23 Jul Instagram is trialing hidden likes in select countries
As part of a trial to remove social pressure, Instagram has hidden likes on its platform to allow users to focus on the content, rather than expectations to follow a trend.
Instagram has been rated the most detrimental platform on young people’s mental health, according to a report by the RSPH (Royal Society for Public Health). Announced on Twitter, Instagram stated that currently the trial is running in Australia, Brazil, Canada, Ireland, Italy, Japan and New Zealand.
Mia Garlick, director of policy for Facebook Australia and New Zealand said in a statement, “we want Instagram to be a place where people feel comfortable expressing themselves,”
“We hope this test will remove the pressure of how many likes a post will receive, so you can focus on sharing the things you love.”
We’re currently running a test that hides the total number of likes and video views for some people in the following countries:
✅ New Zealand pic.twitter.com/2OdzpIUBka
— Instagram (@instagram) 17 July 2019
Measurement tools for businesses will not be affected during the trial, a spokesperson for Instagram clarified.
The test was launched in Canada with Adam Mosseri, chief of Instagram, saying, “we want people to worry a little bit less about how many likes they’re getting on Instagram and spend a bit more time connecting with the people that they care about.”
Why hide likes?
Likes are a form of social currency.

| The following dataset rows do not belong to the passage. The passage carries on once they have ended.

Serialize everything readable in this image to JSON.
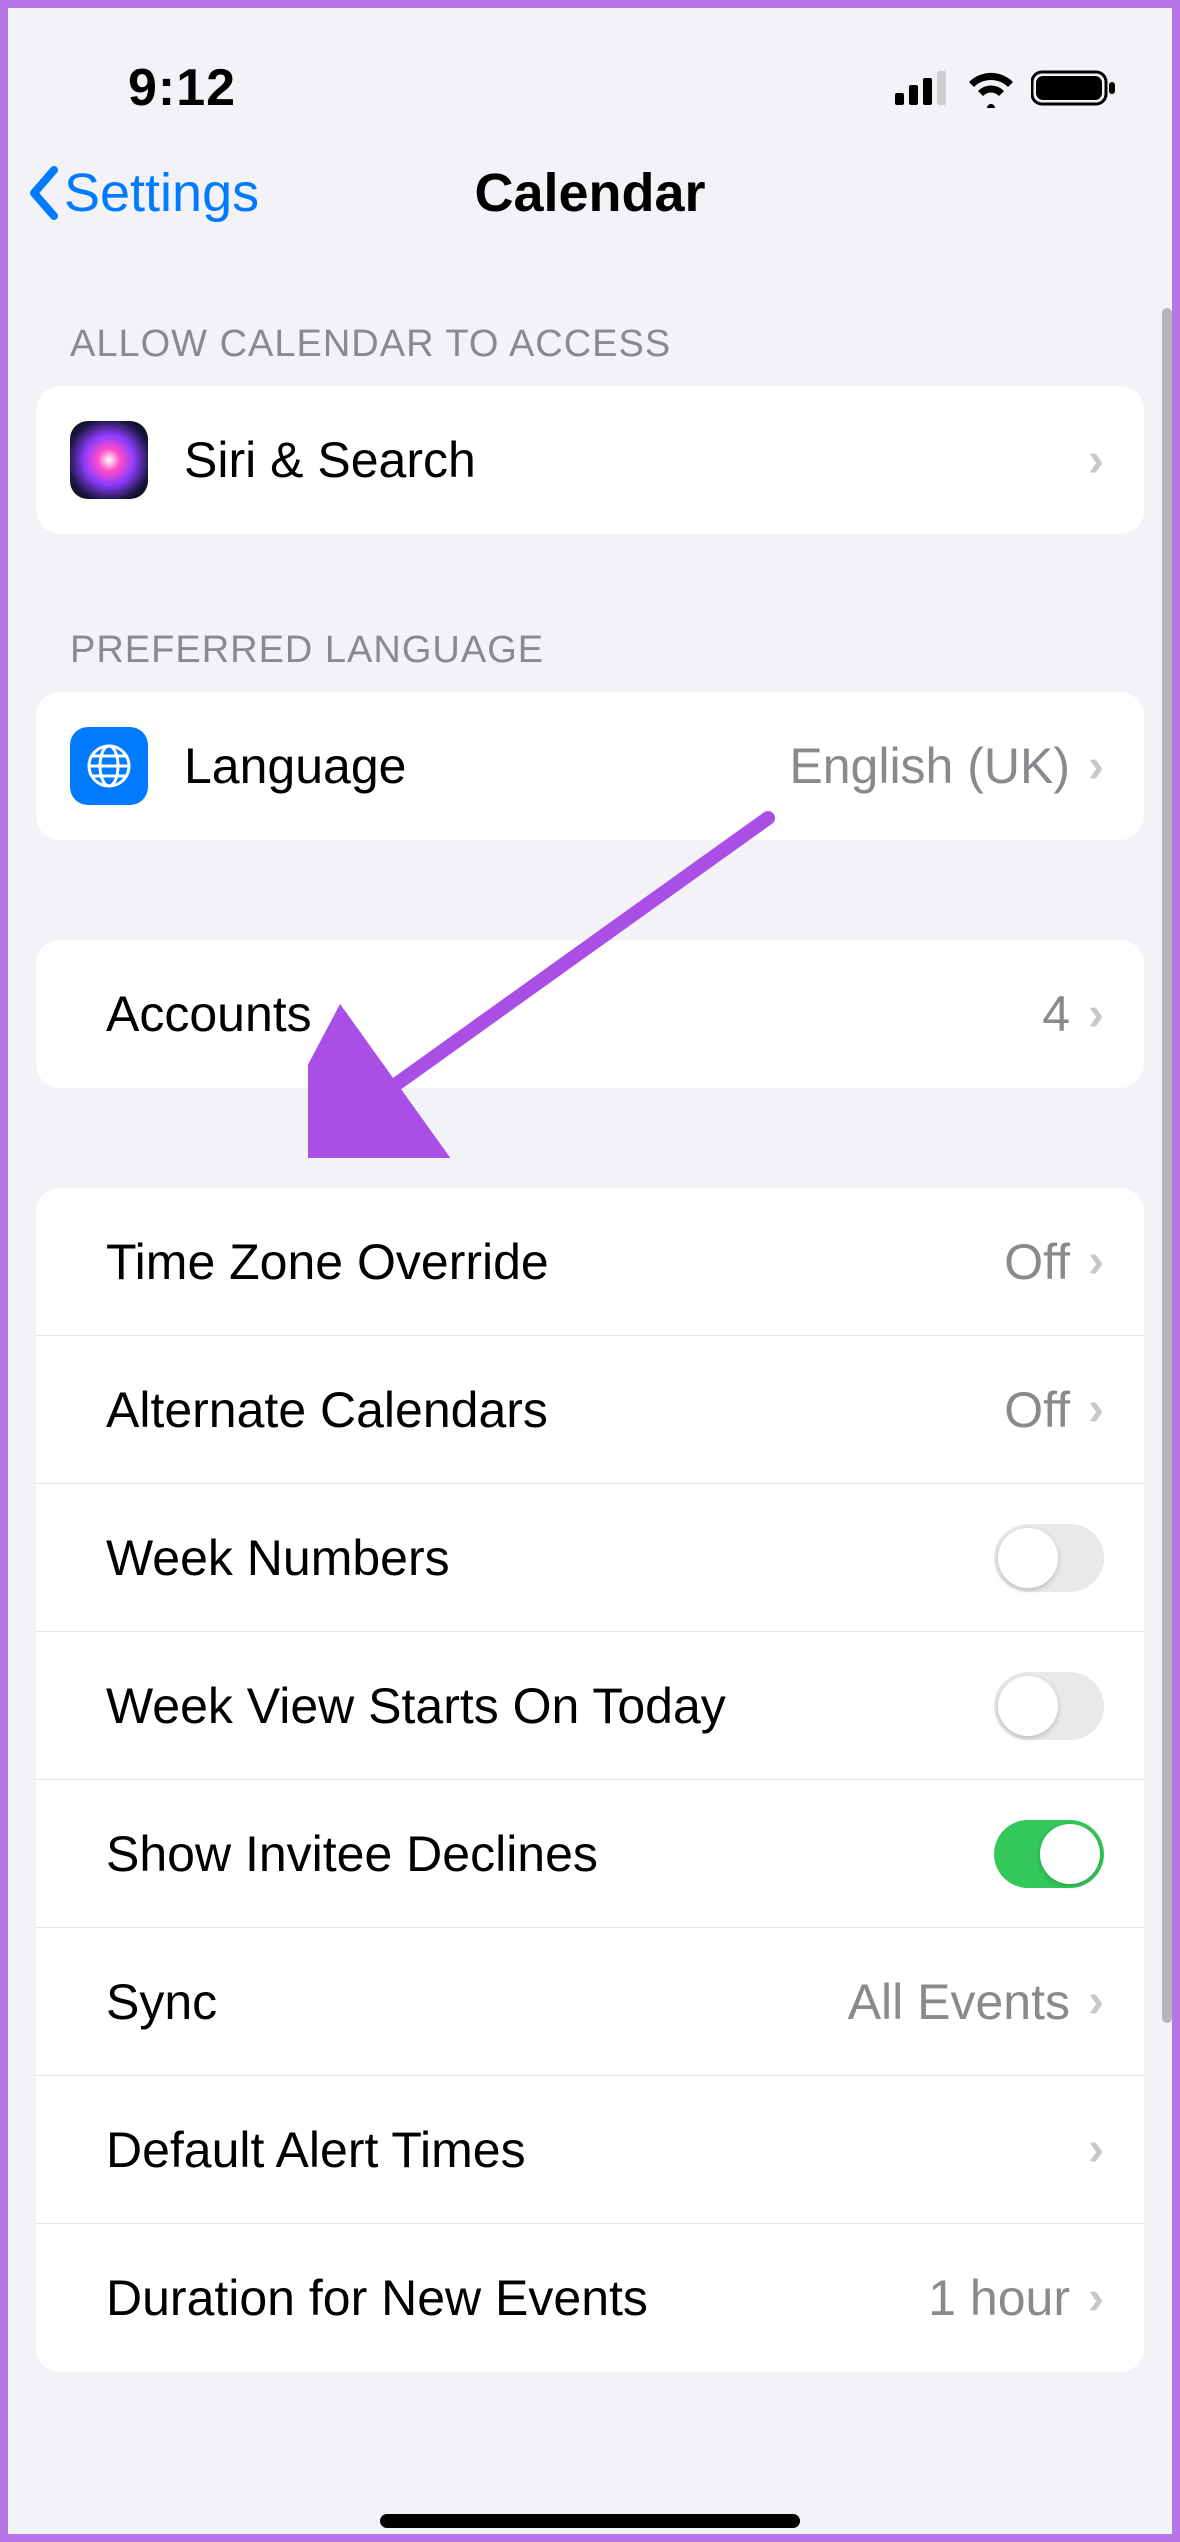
{
  "status": {
    "time": "9:12"
  },
  "nav": {
    "back_label": "Settings",
    "title": "Calendar"
  },
  "sections": {
    "access_header": "ALLOW CALENDAR TO ACCESS",
    "language_header": "PREFERRED LANGUAGE"
  },
  "rows": {
    "siri": {
      "label": "Siri & Search"
    },
    "language": {
      "label": "Language",
      "value": "English (UK)"
    },
    "accounts": {
      "label": "Accounts",
      "value": "4"
    },
    "timezone": {
      "label": "Time Zone Override",
      "value": "Off"
    },
    "altcal": {
      "label": "Alternate Calendars",
      "value": "Off"
    },
    "weeknum": {
      "label": "Week Numbers"
    },
    "weekview": {
      "label": "Week View Starts On Today"
    },
    "declines": {
      "label": "Show Invitee Declines"
    },
    "sync": {
      "label": "Sync",
      "value": "All Events"
    },
    "alert": {
      "label": "Default Alert Times"
    },
    "duration": {
      "label": "Duration for New Events",
      "value": "1 hour"
    }
  }
}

And for influencers – actual currency. The pursuit of likes can stoke competitive and addictive behaviours which cause stress and other mental health problems. Users can end up fixating on how many people have hit the little red heart on their videos or photos. It can even have an effect on self-esteem: we’re humans and we like praise.
“We want people to worry a little bit less about how many likes they’re getting on Instagram and spend a bit more time connecting with the people that they care about,” Mosseri said during F8 – Facebook’s yearly developer conference in San Jose, California.
This continues Instagram’s attempts at limiting cyber-bullying following the NSPCC stating in 2018 that YouTube and Facebook’s properties pose the highest online risk to kids.